- **Exercise details**
Without the pictures, give every record again exactly.

•••••

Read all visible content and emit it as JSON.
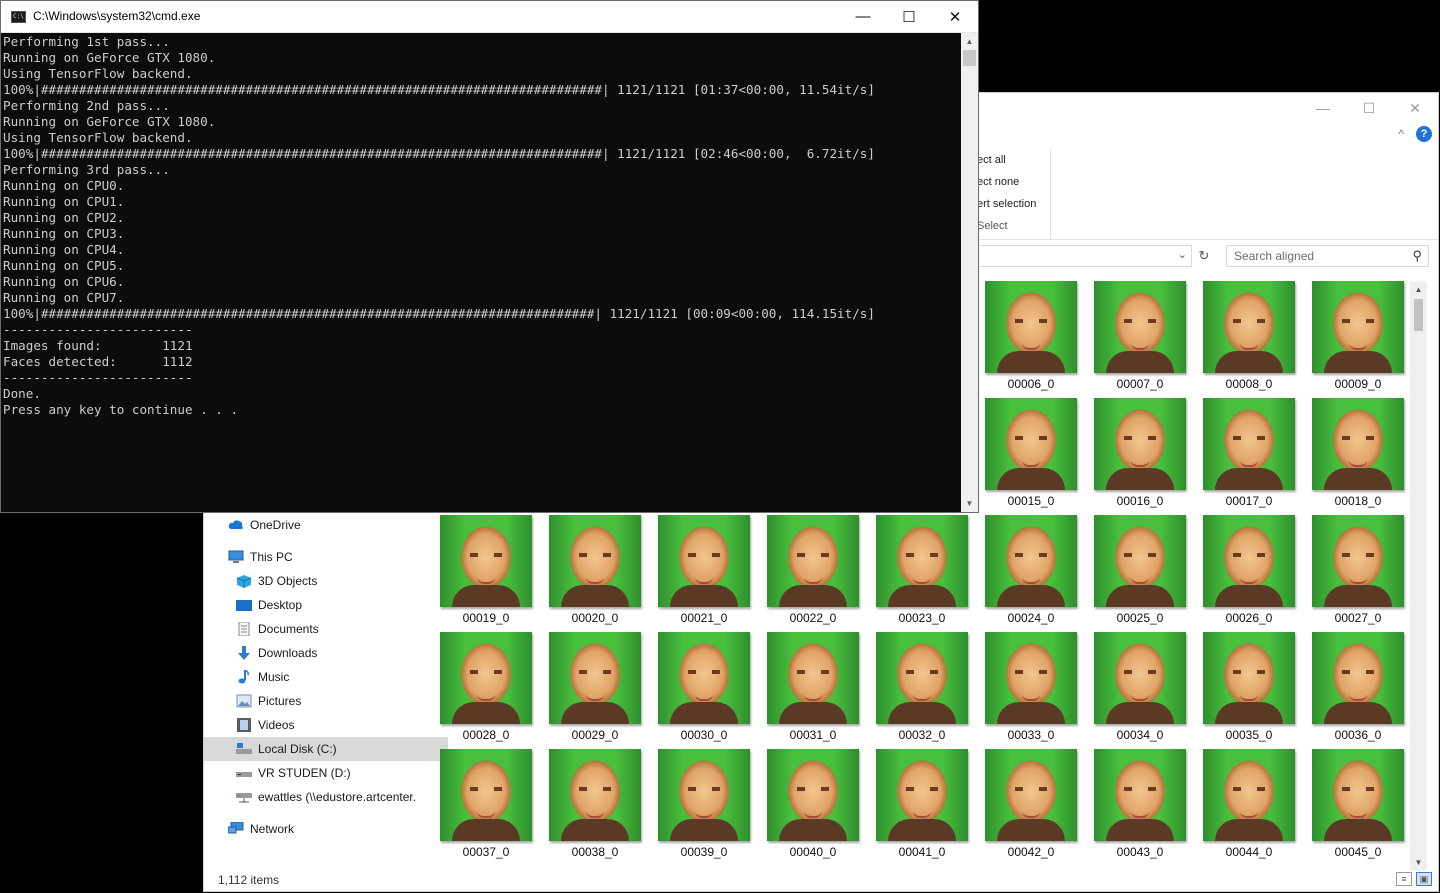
{
  "explorer": {
    "controls": {
      "minimize": "—",
      "maximize": "☐",
      "close": "✕"
    },
    "ribbon_expand": "^",
    "help": "?",
    "ribbon": [
      "ect all",
      "ect none",
      "ert selection",
      "Select"
    ],
    "address_chevron": "⌄",
    "refresh": "↻",
    "search": {
      "placeholder": "Search aligned",
      "icon": "search-icon"
    },
    "nav": [
      {
        "label": "OneDrive",
        "icon": "onedrive-cloud-icon"
      },
      {
        "label": "This PC",
        "icon": "this-pc-icon"
      },
      {
        "label": "3D Objects",
        "icon": "3d-objects-icon"
      },
      {
        "label": "Desktop",
        "icon": "desktop-folder-icon"
      },
      {
        "label": "Documents",
        "icon": "documents-icon"
      },
      {
        "label": "Downloads",
        "icon": "downloads-icon"
      },
      {
        "label": "Music",
        "icon": "music-icon"
      },
      {
        "label": "Pictures",
        "icon": "pictures-icon"
      },
      {
        "label": "Videos",
        "icon": "videos-icon"
      },
      {
        "label": "Local Disk (C:)",
        "icon": "local-disk-icon",
        "selected": true
      },
      {
        "label": "VR STUDEN (D:)",
        "icon": "drive-icon"
      },
      {
        "label": "ewattles (\\\\edustore.artcenter.",
        "icon": "network-drive-icon"
      },
      {
        "label": "Network",
        "icon": "network-icon"
      }
    ],
    "files_partial_rows": [
      [
        "00006_0",
        "00007_0",
        "00008_0",
        "00009_0"
      ],
      [
        "00015_0",
        "00016_0",
        "00017_0",
        "00018_0"
      ]
    ],
    "files_full_rows": [
      [
        "00019_0",
        "00020_0",
        "00021_0",
        "00022_0",
        "00023_0",
        "00024_0",
        "00025_0",
        "00026_0",
        "00027_0"
      ],
      [
        "00028_0",
        "00029_0",
        "00030_0",
        "00031_0",
        "00032_0",
        "00033_0",
        "00034_0",
        "00035_0",
        "00036_0"
      ],
      [
        "00037_0",
        "00038_0",
        "00039_0",
        "00040_0",
        "00041_0",
        "00042_0",
        "00043_0",
        "00044_0",
        "00045_0"
      ]
    ],
    "status": "1,112 items",
    "view_buttons": [
      "≡",
      "▣"
    ]
  },
  "cmd": {
    "title": "C:\\Windows\\system32\\cmd.exe",
    "icon_text": "C:\\",
    "controls": {
      "minimize": "—",
      "maximize": "☐",
      "close": "✕"
    },
    "lines": [
      "Performing 1st pass...",
      "Running on GeForce GTX 1080.",
      "Using TensorFlow backend.",
      "100%|##########################################################################| 1121/1121 [01:37<00:00, 11.54it/s]",
      "Performing 2nd pass...",
      "Running on GeForce GTX 1080.",
      "Using TensorFlow backend.",
      "100%|##########################################################################| 1121/1121 [02:46<00:00,  6.72it/s]",
      "Performing 3rd pass...",
      "Running on CPU0.",
      "Running on CPU1.",
      "Running on CPU2.",
      "Running on CPU3.",
      "Running on CPU4.",
      "Running on CPU5.",
      "Running on CPU6.",
      "Running on CPU7.",
      "100%|#########################################################################| 1121/1121 [00:09<00:00, 114.15it/s]",
      "-------------------------",
      "Images found:        1121",
      "Faces detected:      1112",
      "-------------------------",
      "Done.",
      "Press any key to continue . . ."
    ]
  }
}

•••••

- **Exercise response**
Read all visible content and emit it as JSON.
{
  "explorer": {
    "controls": {
      "minimize": "—",
      "maximize": "☐",
      "close": "✕"
    },
    "ribbon_expand": "^",
    "help": "?",
    "ribbon": [
      "ect all",
      "ect none",
      "ert selection",
      "Select"
    ],
    "address_chevron": "⌄",
    "refresh": "↻",
    "search": {
      "placeholder": "Search aligned",
      "icon": "search-icon"
    },
    "nav": [
      {
        "label": "OneDrive",
        "icon": "onedrive-cloud-icon"
      },
      {
        "label": "This PC",
        "icon": "this-pc-icon"
      },
      {
        "label": "3D Objects",
        "icon": "3d-objects-icon"
      },
      {
        "label": "Desktop",
        "icon": "desktop-folder-icon"
      },
      {
        "label": "Documents",
        "icon": "documents-icon"
      },
      {
        "label": "Downloads",
        "icon": "downloads-icon"
      },
      {
        "label": "Music",
        "icon": "music-icon"
      },
      {
        "label": "Pictures",
        "icon": "pictures-icon"
      },
      {
        "label": "Videos",
        "icon": "videos-icon"
      },
      {
        "label": "Local Disk (C:)",
        "icon": "local-disk-icon",
        "selected": true
      },
      {
        "label": "VR STUDEN (D:)",
        "icon": "drive-icon"
      },
      {
        "label": "ewattles (\\\\edustore.artcenter.",
        "icon": "network-drive-icon"
      },
      {
        "label": "Network",
        "icon": "network-icon"
      }
    ],
    "files_partial_rows": [
      [
        "00006_0",
        "00007_0",
        "00008_0",
        "00009_0"
      ],
      [
        "00015_0",
        "00016_0",
        "00017_0",
        "00018_0"
      ]
    ],
    "files_full_rows": [
      [
        "00019_0",
        "00020_0",
        "00021_0",
        "00022_0",
        "00023_0",
        "00024_0",
        "00025_0",
        "00026_0",
        "00027_0"
      ],
      [
        "00028_0",
        "00029_0",
        "00030_0",
        "00031_0",
        "00032_0",
        "00033_0",
        "00034_0",
        "00035_0",
        "00036_0"
      ],
      [
        "00037_0",
        "00038_0",
        "00039_0",
        "00040_0",
        "00041_0",
        "00042_0",
        "00043_0",
        "00044_0",
        "00045_0"
      ]
    ],
    "status": "1,112 items",
    "view_buttons": [
      "≡",
      "▣"
    ]
  },
  "cmd": {
    "title": "C:\\Windows\\system32\\cmd.exe",
    "icon_text": "C:\\",
    "controls": {
      "minimize": "—",
      "maximize": "☐",
      "close": "✕"
    },
    "lines": [
      "Performing 1st pass...",
      "Running on GeForce GTX 1080.",
      "Using TensorFlow backend.",
      "100%|##########################################################################| 1121/1121 [01:37<00:00, 11.54it/s]",
      "Performing 2nd pass...",
      "Running on GeForce GTX 1080.",
      "Using TensorFlow backend.",
      "100%|##########################################################################| 1121/1121 [02:46<00:00,  6.72it/s]",
      "Performing 3rd pass...",
      "Running on CPU0.",
      "Running on CPU1.",
      "Running on CPU2.",
      "Running on CPU3.",
      "Running on CPU4.",
      "Running on CPU5.",
      "Running on CPU6.",
      "Running on CPU7.",
      "100%|#########################################################################| 1121/1121 [00:09<00:00, 114.15it/s]",
      "-------------------------",
      "Images found:        1121",
      "Faces detected:      1112",
      "-------------------------",
      "Done.",
      "Press any key to continue . . ."
    ]
  }
}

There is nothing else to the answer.